27 February, 2020 - Minister McHugh and Mitchell O'Connor announce extension of 1916 Bursary Scheme for a further three years

Extension of special commemorative access programme will see 1,200 students benefit over six years

 

Minister for Education and Skills Joe McHugh T.D. and Minister of State for Higher Education Mary Mitchell O’Connor announced today that the 1916 Bursary Fund is being extended to new applicants for another three years from 2020.

To date the scheme has already supported 600 students. The expansion will double the number of people on the programme by supporting an additional 200 students to access higher education in each of the next three academic years.

A student, who meets a specific criteria as being among a group which is under-represented in higher level education, can apply to the programme. Each successful applicant will receive a €5,000 annual bursary during their undergraduate studies.

The extension of the programme provides clarity for students seeking to start university or college courses in September 2020, 2021 and 2022 who may wish to apply for the scheme.

The 1916 bursaries is funded through the Programme for Access to Higher Education Fund (PATH), which was established on a pilot basis in 2016.

PATH has already played a significant role in supporting increased participation of students at third level, including those from socio economically disadvantaged backgrounds, Irish Travellers, students with a disability, lone parents, mature students, further education award holders and those transitioning directly to higher education from leaving cert.

Minister McHugh said: “I am delighted that the 1916 Bursary Scheme is being extended to allow Government to deepen supports for more people and help to break historic barriers to higher education.

“Hundreds of people have already benefited from the programme and it is essential that we are able to preserve and expand such an important support mechanism for disadvantaged groups.”

Minister Mitchell O’Connor said: “As Minister for Higher Education, I am dedicated to making sure that everybody, regardless of their background or circumstances, has the opportunity to progress to higher education.

“The PATH fund has enabled our institutions to create new and innovative programmes to improve access to higher education. These have been absolutely crucial in giving those with huge potential, who might otherwise miss out, the opportunity to go on to higher education.

“I’ve been lucky enough to meet and hear the inspiring stories of many people who have benefited from these really innovative schemes, outreach programmes and bursaries, and whose lives are being transformed by their new opportunity. Congratulations are due to all involved on making these programmes happen.”

PATH has three funding strands to supports initiatives that increase the number of students from underrepresented groups entering higher education including teacher training, and is supporting higher education institutions to develop regional and community partnerships that make higher education more accessible to identified groups.

 

Ends

Notes for Editors

 

As part of Budgets 2016, 2017, and 2020, the Government has now committed €28.2m in funding over six years as part of PATH.

Today’s announcement marks the end of the pilot phase of the PATH fund. It is now established as a fund to which institutions can apply to provide innovative initiatives to support the diversity of students entering higher education.

The fund supports the Department’s goals under the National Access Plan.

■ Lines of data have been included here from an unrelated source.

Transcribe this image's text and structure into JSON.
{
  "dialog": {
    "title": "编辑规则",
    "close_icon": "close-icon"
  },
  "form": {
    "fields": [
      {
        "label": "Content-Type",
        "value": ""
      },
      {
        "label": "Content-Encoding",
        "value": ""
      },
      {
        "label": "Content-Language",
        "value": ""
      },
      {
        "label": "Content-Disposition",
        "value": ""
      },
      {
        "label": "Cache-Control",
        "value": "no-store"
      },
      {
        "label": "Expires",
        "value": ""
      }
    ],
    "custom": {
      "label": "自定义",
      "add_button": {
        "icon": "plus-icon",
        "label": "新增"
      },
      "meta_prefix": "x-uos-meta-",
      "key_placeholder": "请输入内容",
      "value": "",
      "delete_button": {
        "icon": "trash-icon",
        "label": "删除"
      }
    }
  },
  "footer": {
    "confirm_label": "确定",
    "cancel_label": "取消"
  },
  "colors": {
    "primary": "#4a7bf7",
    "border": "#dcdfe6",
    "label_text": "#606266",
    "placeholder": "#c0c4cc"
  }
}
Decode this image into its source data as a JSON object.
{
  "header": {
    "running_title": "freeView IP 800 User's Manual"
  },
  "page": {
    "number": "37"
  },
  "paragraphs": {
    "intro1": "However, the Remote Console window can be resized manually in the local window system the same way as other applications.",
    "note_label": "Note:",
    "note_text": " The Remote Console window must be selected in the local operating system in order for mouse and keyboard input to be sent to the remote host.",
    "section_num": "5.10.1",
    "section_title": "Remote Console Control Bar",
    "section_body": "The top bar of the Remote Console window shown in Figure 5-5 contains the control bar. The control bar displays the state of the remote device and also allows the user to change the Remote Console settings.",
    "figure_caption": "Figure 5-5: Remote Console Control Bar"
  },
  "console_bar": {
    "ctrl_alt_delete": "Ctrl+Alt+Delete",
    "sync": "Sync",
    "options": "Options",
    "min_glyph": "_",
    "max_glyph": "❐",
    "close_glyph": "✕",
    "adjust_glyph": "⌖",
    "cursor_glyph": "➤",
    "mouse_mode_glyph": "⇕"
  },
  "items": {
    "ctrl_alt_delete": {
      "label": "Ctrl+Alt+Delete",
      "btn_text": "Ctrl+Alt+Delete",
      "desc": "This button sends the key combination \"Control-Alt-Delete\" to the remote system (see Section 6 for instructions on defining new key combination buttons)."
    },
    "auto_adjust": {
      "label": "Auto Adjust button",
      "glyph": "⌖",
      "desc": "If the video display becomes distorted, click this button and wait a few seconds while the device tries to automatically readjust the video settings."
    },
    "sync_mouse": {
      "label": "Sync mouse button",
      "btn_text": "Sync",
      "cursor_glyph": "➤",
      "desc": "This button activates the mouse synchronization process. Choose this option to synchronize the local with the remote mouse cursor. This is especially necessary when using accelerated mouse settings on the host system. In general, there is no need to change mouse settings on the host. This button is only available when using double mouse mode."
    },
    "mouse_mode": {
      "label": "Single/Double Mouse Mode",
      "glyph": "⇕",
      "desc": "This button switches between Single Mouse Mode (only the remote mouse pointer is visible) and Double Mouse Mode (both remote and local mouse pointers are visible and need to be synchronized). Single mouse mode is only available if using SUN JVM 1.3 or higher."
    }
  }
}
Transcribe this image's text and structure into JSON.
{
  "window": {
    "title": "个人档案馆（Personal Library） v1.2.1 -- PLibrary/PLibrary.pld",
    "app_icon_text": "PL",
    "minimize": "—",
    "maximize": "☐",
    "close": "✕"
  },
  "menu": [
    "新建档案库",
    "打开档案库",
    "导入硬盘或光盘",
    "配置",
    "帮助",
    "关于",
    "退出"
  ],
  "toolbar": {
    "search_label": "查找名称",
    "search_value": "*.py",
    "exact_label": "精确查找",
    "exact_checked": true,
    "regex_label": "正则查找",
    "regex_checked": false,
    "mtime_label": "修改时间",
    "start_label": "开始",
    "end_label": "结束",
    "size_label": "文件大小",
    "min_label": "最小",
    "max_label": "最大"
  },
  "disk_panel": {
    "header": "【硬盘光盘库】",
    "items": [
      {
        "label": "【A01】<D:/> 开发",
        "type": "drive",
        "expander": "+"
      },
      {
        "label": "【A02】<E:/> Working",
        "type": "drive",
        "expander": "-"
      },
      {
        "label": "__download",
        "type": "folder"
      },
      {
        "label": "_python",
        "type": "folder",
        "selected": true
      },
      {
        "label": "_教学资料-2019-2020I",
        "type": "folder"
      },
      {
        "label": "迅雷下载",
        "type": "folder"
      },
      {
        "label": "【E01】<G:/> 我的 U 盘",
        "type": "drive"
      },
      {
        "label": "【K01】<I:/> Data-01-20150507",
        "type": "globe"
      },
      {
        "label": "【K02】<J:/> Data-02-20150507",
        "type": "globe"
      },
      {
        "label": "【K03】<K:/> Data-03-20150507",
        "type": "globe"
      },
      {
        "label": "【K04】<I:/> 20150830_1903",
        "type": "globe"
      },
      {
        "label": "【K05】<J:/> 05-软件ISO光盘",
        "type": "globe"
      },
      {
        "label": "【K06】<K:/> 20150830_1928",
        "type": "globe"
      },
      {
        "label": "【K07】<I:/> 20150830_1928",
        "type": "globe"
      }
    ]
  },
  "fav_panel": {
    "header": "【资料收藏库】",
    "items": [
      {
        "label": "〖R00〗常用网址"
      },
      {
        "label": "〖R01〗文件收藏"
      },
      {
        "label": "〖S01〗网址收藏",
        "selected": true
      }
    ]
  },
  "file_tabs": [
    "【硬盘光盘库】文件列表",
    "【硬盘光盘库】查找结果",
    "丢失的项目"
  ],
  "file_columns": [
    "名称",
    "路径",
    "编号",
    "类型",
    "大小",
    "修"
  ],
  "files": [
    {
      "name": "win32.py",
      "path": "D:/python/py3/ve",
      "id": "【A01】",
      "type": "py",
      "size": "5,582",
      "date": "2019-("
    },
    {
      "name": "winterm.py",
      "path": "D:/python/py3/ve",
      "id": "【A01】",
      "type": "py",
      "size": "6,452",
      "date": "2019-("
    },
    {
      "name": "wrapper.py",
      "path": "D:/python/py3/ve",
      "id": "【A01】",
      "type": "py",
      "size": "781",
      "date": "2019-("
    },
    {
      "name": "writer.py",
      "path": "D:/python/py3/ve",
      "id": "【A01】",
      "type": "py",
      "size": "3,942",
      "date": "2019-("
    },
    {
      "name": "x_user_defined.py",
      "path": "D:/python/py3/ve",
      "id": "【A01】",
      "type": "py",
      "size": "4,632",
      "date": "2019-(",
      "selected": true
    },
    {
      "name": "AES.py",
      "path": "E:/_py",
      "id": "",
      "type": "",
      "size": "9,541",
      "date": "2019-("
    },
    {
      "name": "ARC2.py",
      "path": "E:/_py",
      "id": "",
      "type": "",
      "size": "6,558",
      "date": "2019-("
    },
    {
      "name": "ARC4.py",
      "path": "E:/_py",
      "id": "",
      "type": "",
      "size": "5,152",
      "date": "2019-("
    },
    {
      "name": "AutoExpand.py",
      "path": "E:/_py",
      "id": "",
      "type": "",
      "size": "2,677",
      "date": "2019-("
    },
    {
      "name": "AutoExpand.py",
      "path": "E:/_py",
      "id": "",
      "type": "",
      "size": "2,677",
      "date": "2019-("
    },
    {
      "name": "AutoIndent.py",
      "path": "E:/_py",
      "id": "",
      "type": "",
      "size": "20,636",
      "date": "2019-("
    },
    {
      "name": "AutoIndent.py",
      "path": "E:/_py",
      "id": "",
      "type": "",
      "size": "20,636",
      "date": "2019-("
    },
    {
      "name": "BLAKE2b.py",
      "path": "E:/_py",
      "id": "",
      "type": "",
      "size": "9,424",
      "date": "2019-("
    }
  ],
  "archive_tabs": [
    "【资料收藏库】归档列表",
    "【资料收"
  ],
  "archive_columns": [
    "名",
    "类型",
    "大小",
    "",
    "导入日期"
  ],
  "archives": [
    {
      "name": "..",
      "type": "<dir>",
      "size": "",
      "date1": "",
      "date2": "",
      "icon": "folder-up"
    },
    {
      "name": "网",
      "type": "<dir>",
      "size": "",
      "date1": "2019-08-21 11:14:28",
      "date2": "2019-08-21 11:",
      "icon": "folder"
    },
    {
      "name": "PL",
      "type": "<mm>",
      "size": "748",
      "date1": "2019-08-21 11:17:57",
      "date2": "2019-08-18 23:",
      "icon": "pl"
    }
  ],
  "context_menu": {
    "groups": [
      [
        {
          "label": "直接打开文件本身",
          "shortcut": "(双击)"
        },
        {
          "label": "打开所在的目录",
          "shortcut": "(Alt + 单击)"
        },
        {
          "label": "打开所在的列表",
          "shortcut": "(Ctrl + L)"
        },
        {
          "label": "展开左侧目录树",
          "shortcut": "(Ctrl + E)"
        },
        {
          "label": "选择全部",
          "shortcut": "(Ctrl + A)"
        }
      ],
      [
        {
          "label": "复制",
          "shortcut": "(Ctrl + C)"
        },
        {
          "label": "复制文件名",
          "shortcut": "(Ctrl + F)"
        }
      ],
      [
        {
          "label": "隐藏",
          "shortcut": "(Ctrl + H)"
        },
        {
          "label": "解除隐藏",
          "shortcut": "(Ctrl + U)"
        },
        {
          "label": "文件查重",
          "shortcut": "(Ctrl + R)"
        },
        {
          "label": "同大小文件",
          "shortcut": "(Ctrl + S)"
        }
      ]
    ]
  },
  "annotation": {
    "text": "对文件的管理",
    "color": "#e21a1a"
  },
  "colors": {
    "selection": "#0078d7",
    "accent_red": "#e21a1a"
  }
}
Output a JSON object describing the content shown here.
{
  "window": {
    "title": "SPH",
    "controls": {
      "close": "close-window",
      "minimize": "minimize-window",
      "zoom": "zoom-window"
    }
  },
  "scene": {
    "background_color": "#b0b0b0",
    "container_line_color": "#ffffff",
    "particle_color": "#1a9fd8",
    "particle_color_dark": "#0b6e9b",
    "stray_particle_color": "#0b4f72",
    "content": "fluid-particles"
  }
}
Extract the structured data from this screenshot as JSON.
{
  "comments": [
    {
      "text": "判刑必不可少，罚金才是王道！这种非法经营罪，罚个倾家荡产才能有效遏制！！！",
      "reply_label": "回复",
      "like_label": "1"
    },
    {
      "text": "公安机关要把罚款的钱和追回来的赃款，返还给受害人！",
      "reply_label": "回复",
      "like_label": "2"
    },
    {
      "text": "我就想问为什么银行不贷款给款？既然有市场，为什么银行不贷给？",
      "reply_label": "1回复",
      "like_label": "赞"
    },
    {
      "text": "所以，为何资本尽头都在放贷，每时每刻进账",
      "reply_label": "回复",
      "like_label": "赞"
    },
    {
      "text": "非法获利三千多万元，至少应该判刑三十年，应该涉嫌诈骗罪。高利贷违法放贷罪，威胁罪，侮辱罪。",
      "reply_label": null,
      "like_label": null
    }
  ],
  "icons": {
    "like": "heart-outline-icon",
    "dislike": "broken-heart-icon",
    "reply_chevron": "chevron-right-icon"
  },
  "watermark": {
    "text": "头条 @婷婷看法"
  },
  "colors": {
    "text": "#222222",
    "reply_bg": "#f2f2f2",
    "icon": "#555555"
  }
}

Underrepresented target groups all over the country are eligible to apply for the PATH funding. Students and potential students who are members of these groups, based in ‘regional clusters’, were identified in cooperation with the higher education institutions based in those regions.

An initial assessment of the other strands of PATH funding, Teacher Education and Higher Education Access Funds, are underway. These assessments will inform future funding decisions for these strands.

This fund consists of the following three strands:

 

 

PATH 1 - Equity of Access to Initial Teacher Training

 

Under this strand, €2.7m has been provided over a three-year pilot phase period for teacher education access initiatives. The objective is to increase the number of students from underrepresented groups entering initial teacher education.

This means that students from target groups can more easily identify with their teachers, but also that the teachers have a personal understanding of the challenges their students’ face in pursuing higher education.  A report of the review of the pilot phase is currently under consideration and will inform future funding decisions.

 

PATH 2 - The 1916 Bursary Fund

 

Under this strand, €6m has been provided to award 200 bursaries a year to the most socio economically disadvantaged students from underrepresented target groups, including those from disadvantaged backgrounds like Travellers, students with a disability, and lone parents.

Funding of €12m has now been made available for the next three years commencing in the 2020/21 academic year. Successful applicants will receive a bursary worth €5,000 a year.

Higher education institutions (HEIs) operate the bursary fund in line with guidelines agreed by the Department.

 

 

PATH 3 - The Higher Education Access Fund

 

Under this strand, €7.5m has been provided over three years supporting regional clusters of HEIs. The fund is intended to attract 2,000 additional students from groups currently under-represented in higher education, including those from disadvantaged backgrounds like Travellers, students with a disability and lone parents.

This fund complements the direct student funding provided in PATH 2 by supporting institutional capacity in developing community partnerships strategies for increasing the participation of specified groups in higher education.

Initiatives within clusters are expected to target the sub groups mentioned in the National Access Plan, including lone parents and ethnic minorities.

At least 10% of all places will be targeted at lone parents, and funding of €2.5 million a year is available for PATH 3 for three years in the pilot phase. A review of the pilot phase will take place in 2020.